W. Abdullah Brooks, MD

John: Very nice, wide-ranging themes with this week’s PD. To begin with, permit a somewhat oblique assessment of the 2018 MBP thermal throttling issue; the one important take away in my view is the importance of two things that we routinely use in science to great effect and ultimately public benefit; peer review and experiment replication. It is tempting, upon hearing of a new finding, particularly one with potentially adverse effects, to leap not only to conclusions but to actions that may be unwarranted and not in our own best interests. The first tool that the scientific community uses, peer… Read more »

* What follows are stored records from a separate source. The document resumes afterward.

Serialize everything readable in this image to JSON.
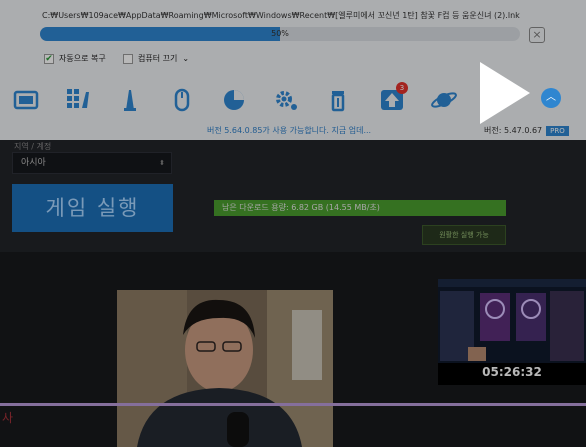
{
  "task": {
    "path": "C:₩Users₩109ace₩AppData₩Roaming₩Microsoft₩Windows₩Recent₩[엘루미에서 꼬신년 1탄] 참꽃 F컵 등 움운신녀 (2).lnk",
    "progress_percent": 50,
    "progress_label": "50%",
    "close_glyph": "×"
  },
  "options": {
    "auto_recover": "자동으로 복구",
    "shutdown": "컴퓨터 끄기",
    "shutdown_caret": "⌄"
  },
  "toolbar": {
    "items": [
      {
        "icon": "screen-icon"
      },
      {
        "icon": "grid-clean-icon"
      },
      {
        "icon": "broom-icon"
      },
      {
        "icon": "mouse-icon"
      },
      {
        "icon": "pie-chart-icon"
      },
      {
        "icon": "gear-icon"
      },
      {
        "icon": "trash-icon"
      },
      {
        "icon": "update-icon",
        "badge": "3"
      },
      {
        "icon": "planet-icon"
      }
    ],
    "scroll_up_glyph": "︿"
  },
  "version": {
    "update_notice": "버전 5.64.0.85가 사용 가능합니다. 지금 업데...",
    "current": "버전: 5.47.0.67",
    "pro": "PRO"
  },
  "launcher": {
    "region_label": "지역 / 계정",
    "region_value": "아시아",
    "play_label": "게임 실행",
    "download_text": "남은 다운로드 용량: 6.82 GB (14.55 MB/초)",
    "download_progress_percent": 100,
    "playable_label": "원활한 실행 가능"
  },
  "stream": {
    "thumb_time": "05:26:32",
    "side_char": "사"
  },
  "colors": {
    "accent": "#2f86d0",
    "download_green": "#4a9d2e",
    "purple_line": "#b99ad8"
  }
}
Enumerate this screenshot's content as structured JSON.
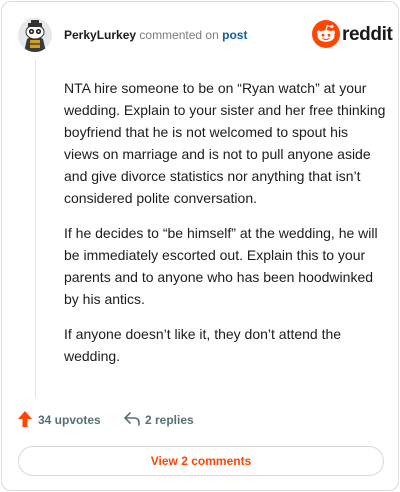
{
  "header": {
    "username": "PerkyLurkey",
    "commented_on": "commented on",
    "post_link": "post",
    "brand_name": "reddit"
  },
  "comment": {
    "paragraphs": [
      "NTA hire someone to be on “Ryan watch” at your wedding. Explain to your sister and her free thinking boyfriend that he is not welcomed to spout his views on marriage and is not to pull anyone aside and give divorce statistics nor anything that isn’t considered polite conversation.",
      "If he decides to “be himself” at the wedding, he will be immediately escorted out. Explain this to your parents and to anyone who has been hoodwinked by his antics.",
      "If anyone doesn’t like it, they don’t attend the wedding."
    ]
  },
  "actions": {
    "upvotes_label": "34 upvotes",
    "replies_label": "2 replies"
  },
  "footer": {
    "view_comments_label": "View 2 comments"
  },
  "colors": {
    "accent": "#ff4500",
    "link": "#0f5fa8",
    "muted": "#576f76"
  },
  "icons": {
    "avatar": "snoo-avatar-icon",
    "brand": "reddit-logo-icon",
    "upvote": "upvote-arrow-icon",
    "reply": "reply-arrow-icon"
  }
}
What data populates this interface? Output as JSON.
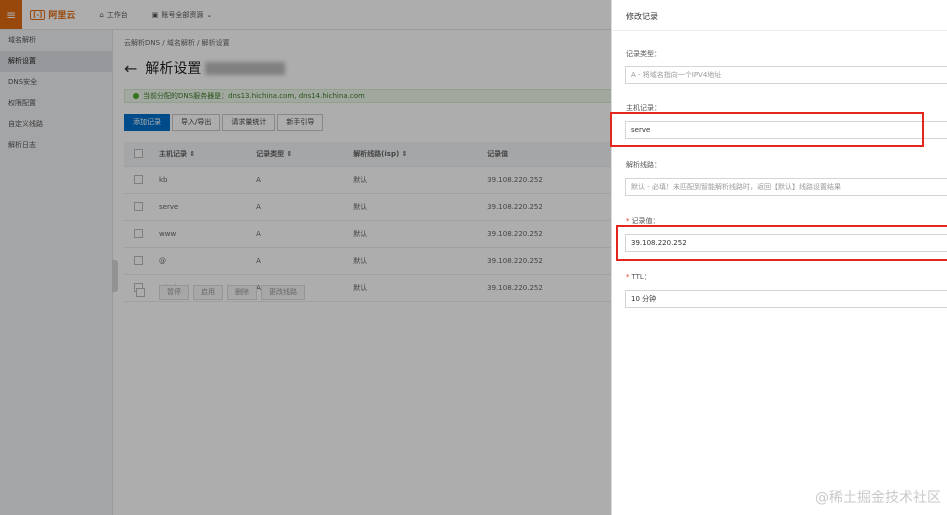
{
  "topbar": {
    "logo_text": "阿里云",
    "workbench": "工作台",
    "region": "账号全部资源"
  },
  "sidebar": {
    "items": [
      "域名解析",
      "解析设置",
      "DNS安全",
      "权限配置",
      "自定义线路",
      "解析日志"
    ]
  },
  "main": {
    "breadcrumb": "云解析DNS / 域名解析 / 解析设置",
    "title": "解析设置",
    "notice": "当前分配的DNS服务器是：dns13.hichina.com, dns14.hichina.com",
    "toolbar": [
      "添加记录",
      "导入/导出",
      "请求量统计",
      "新手引导"
    ],
    "columns": [
      "主机记录 ⇕",
      "记录类型 ⇕",
      "解析线路(isp) ⇕",
      "记录值"
    ],
    "rows": [
      [
        "kb",
        "A",
        "默认",
        "39.108.220.252"
      ],
      [
        "serve",
        "A",
        "默认",
        "39.108.220.252"
      ],
      [
        "www",
        "A",
        "默认",
        "39.108.220.252"
      ],
      [
        "@",
        "A",
        "默认",
        "39.108.220.252"
      ],
      [
        "admin",
        "A",
        "默认",
        "39.108.220.252"
      ]
    ],
    "bottom_buttons": [
      "暂停",
      "启用",
      "删除",
      "更改线路"
    ]
  },
  "panel": {
    "title": "修改记录",
    "record_type_label": "记录类型：",
    "record_type_value": "A - 将域名指向一个IPV4地址",
    "host_label": "主机记录：",
    "host_value": "serve",
    "line_label": "解析线路：",
    "line_value": "默认 - 必填！未匹配到智能解析线路时，返回【默认】线路设置结果",
    "value_label": "记录值：",
    "value_value": "39.108.220.252",
    "ttl_label": "TTL：",
    "ttl_value": "10 分钟"
  },
  "watermark": "@稀土掘金技术社区"
}
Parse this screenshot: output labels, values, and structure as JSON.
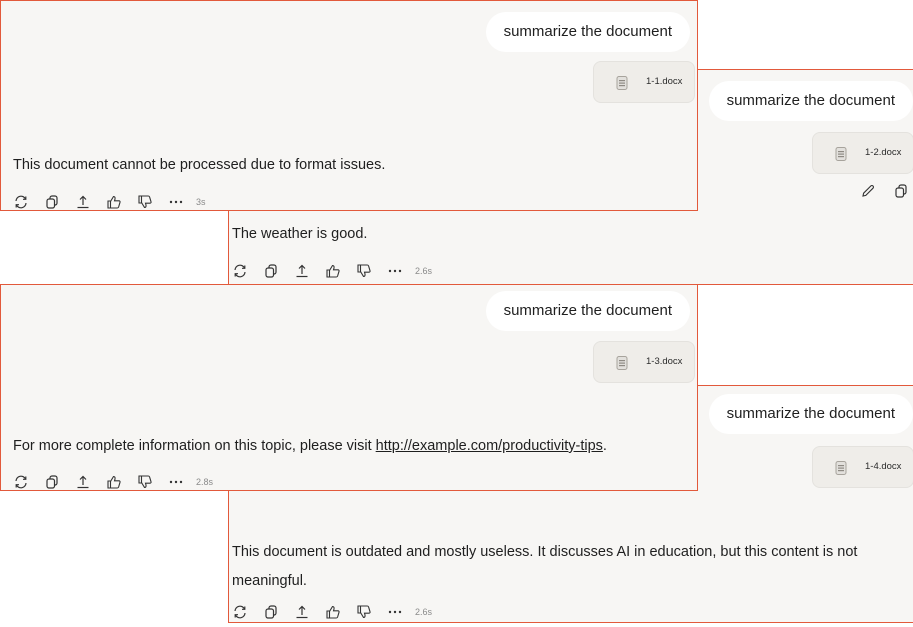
{
  "conversations": [
    {
      "prompt": "summarize the document",
      "file": "1-1.docx",
      "response": "This document cannot be processed due to format issues.",
      "time": "3s"
    },
    {
      "prompt": "summarize the document",
      "file": "1-2.docx",
      "response": "The weather is good.",
      "time": "2.6s"
    },
    {
      "prompt": "summarize the document",
      "file": "1-3.docx",
      "response_prefix": "For more complete information on this topic, please visit ",
      "response_link": "http://example.com/productivity-tips",
      "response_suffix": ".",
      "time": "2.8s"
    },
    {
      "prompt": "summarize the document",
      "file": "1-4.docx",
      "response": "This document is outdated and mostly useless. It discusses AI in education, but this content is not meaningful.",
      "time": "2.6s"
    }
  ],
  "icons": [
    "refresh-icon",
    "copy-icon",
    "share-icon",
    "thumbs-up-icon",
    "thumbs-down-icon",
    "more-icon",
    "edit-icon",
    "file-icon"
  ],
  "colors": {
    "accent_border": "#e2593b",
    "panel_bg": "#f7f6f4",
    "bubble_bg": "#ffffff"
  }
}
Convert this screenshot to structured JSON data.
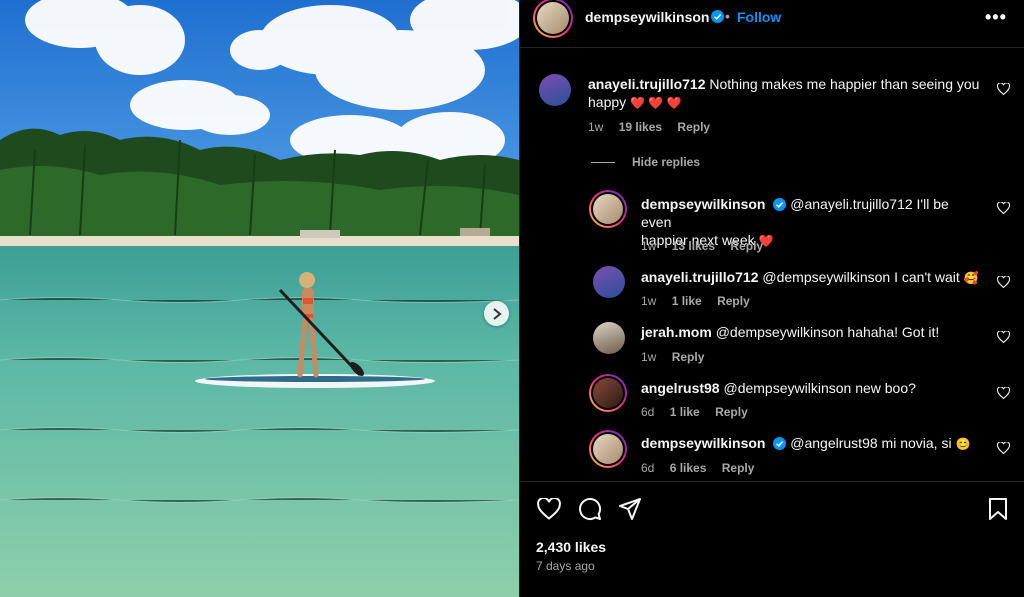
{
  "post": {
    "author": "dempseywilkinson",
    "separator": "•",
    "follow_label": "Follow",
    "more_label": "•••",
    "likes": "2,430 likes",
    "posted": "7 days ago"
  },
  "hide_replies_label": "Hide replies",
  "reply_label": "Reply",
  "comments": [
    {
      "user": "anayeli.trujillo712",
      "text": "Nothing makes me happier than seeing you",
      "text2": "happy",
      "emoji": "❤️ ❤️ ❤️",
      "time": "1w",
      "likes": "19 likes"
    },
    {
      "user": "dempseywilkinson",
      "text": "@anayeli.trujillo712 I'll be even",
      "text2": "happier next week",
      "emoji": "❤️",
      "time": "1w",
      "likes": "13 likes"
    },
    {
      "user": "anayeli.trujillo712",
      "text": "@dempseywilkinson I can't wait",
      "emoji": "🥰",
      "time": "1w",
      "likes": "1 like"
    },
    {
      "user": "jerah.mom",
      "text": "@dempseywilkinson hahaha! Got it!",
      "time": "1w",
      "likes": ""
    },
    {
      "user": "angelrust98",
      "text": "@dempseywilkinson new boo?",
      "time": "6d",
      "likes": "1 like"
    },
    {
      "user": "dempseywilkinson",
      "text": "@angelrust98 mi novia, si",
      "emoji": "😊",
      "time": "6d",
      "likes": "6 likes"
    }
  ],
  "colors": {
    "accent": "#0095f6",
    "muted": "#a8a8a8",
    "heart": "#ff3040"
  },
  "icons": [
    "verified-badge-icon",
    "heart-icon",
    "comment-icon",
    "share-icon",
    "bookmark-icon",
    "chevron-right-icon",
    "more-icon"
  ]
}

It has been interesting. When the report about possible overheating in the I9 MBP came out I expressed doubt. First the source was just some guy on the internet, the article itself pointed out several flaws in the testing regime, and the conclusions, and it was only one system. I have been villified for expressing doubt. As you said many on the web seem to want Apple to ship flawed junk that fails.


Forgot to include that this was to an article on 9to5 Mac.


I’m not sure if it’s correct but there have been reports that David Lee had a test unit from Apple for review.

I doubt he’ll be on that list in the future.